And what geeker sneaker peeker would be complete without an Apple mobile POS checkout system, which the initial store has.


advertisement

Comments are closed.

Newsletters

StorefrontBacktalk delivers the latest retail technology news & analysis. Join more than 60,000 retail IT leaders who subscribe to our free weekly email. Sign up today!
advertisement

Most Recent Comments

Why Did Gonzales Hackers Like European Cards So Much Better?

I am still unclear about the core point here-- why higher value of European cards. Supply and demand, yes, makes sense. But the fact that the cards were chip and pin (EMV) should make them less valuable because that demonstrably reduces the ability to use them fraudulently. Did the author mean that the chip and pin cards could be used in a country where EMV is not implemented--the US--and this mis-match make it easier to us them since the issuing banks may not have as robust anti-fraud controls as non-EMV banks because they assumed EMV would do the fraud prevention for them Read more...
Two possible reasons that I can think of and have seen in the past - 1) Cards issued by European banks when used online cross border don't usually support AVS checks. So, when a European card is used with a billing address that's in the US, an ecom merchant wouldn't necessarily know that the shipping zip code doesn't match the billing code. 2) Also, in offline chip countries the card determines whether or not a transaction is approved, not the issuer. In my experience, European issuers haven't developed the same checks on authorization requests as US issuers. So, these cards might be more valuable because they are more likely to get approved. Read more...
A smart card slot in terminals doesn't mean there is a reader or that the reader is activated. Then, activated reader or not, the U.S. processors don't have apps certified or ready to load into those terminals to accept and process smart card transactions just yet. Don't get your card(t) before the terminal (horse). Read more...
The marketplace does speak. More fraud capacity translates to higher value for the stolen data. Because nearly 100% of all US transactions are authorized online in real time, we have less fraud regardless of whether the card is Magstripe only or chip and PIn. Hence, $10 prices for US cards vs $25 for the European counterparts. Read more...
@David True. The European cards have both an EMV chip AND a mag stripe. Europeans may generally use the chip for their transactions, but the insecure stripe remains vulnerable to skimming, whether it be from a false front on an ATM or a dishonest waiter with a handheld skimmer. If their stripe is skimmed, the track data can still be cloned and used fraudulently in the United States. If European banks only detect fraud from 9-5 GMT, that might explain why American criminals prefer them over American bank issued cards, who have fraud detection in place 24x7. Read more...

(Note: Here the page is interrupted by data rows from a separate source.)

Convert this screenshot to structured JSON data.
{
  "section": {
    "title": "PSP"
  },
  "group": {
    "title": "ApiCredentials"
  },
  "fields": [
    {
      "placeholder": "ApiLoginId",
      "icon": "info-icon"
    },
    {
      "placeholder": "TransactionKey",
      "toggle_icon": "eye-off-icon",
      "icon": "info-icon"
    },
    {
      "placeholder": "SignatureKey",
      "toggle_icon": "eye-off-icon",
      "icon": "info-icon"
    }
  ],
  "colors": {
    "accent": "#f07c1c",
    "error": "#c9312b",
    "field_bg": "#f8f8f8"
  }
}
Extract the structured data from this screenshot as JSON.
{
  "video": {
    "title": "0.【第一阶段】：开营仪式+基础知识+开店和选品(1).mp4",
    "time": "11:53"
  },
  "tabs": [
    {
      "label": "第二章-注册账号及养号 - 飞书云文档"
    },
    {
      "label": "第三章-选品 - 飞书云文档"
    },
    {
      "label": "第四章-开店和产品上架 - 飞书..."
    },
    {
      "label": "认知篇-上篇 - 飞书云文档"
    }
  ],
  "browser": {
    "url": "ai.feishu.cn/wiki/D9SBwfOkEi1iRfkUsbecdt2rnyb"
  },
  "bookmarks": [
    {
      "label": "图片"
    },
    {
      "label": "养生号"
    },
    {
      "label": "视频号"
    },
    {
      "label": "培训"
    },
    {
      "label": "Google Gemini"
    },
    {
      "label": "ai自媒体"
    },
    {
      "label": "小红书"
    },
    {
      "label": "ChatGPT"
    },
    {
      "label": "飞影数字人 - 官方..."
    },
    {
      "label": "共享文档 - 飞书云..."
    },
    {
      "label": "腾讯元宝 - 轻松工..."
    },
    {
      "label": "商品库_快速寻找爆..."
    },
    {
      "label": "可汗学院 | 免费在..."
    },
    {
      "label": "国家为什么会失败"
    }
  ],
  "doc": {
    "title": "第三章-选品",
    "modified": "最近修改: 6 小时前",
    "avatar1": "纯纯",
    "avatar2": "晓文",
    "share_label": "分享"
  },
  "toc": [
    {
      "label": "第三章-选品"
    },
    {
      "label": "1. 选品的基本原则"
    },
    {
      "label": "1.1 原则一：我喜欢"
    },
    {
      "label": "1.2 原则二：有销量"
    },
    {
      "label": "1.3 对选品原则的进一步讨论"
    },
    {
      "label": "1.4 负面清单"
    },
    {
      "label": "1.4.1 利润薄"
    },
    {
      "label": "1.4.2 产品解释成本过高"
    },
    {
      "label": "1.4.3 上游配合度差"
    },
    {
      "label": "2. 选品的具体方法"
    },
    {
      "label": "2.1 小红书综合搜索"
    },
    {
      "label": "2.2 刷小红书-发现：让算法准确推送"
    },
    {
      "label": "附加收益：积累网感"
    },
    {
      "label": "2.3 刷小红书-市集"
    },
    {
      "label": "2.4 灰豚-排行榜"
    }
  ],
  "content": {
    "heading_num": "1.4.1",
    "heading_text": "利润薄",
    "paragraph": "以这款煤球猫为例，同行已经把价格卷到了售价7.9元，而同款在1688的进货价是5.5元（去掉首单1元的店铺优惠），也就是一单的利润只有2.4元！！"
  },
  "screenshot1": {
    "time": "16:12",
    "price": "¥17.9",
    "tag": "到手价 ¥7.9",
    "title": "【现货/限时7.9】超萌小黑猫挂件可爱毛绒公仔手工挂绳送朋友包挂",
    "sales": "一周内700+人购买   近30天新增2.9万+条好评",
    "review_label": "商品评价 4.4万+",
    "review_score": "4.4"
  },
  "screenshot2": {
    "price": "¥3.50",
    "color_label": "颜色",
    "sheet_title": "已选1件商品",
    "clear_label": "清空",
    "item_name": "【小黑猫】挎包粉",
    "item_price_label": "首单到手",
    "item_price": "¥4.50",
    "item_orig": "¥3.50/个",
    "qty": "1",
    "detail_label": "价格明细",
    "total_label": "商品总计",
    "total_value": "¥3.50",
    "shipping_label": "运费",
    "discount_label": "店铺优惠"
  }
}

StorefrontBacktalk
Our apologies. Due to legal and security copyright issues, we can't facilitate the printing of Premium Content. If you absolutely need a hard copy, please contact customer service.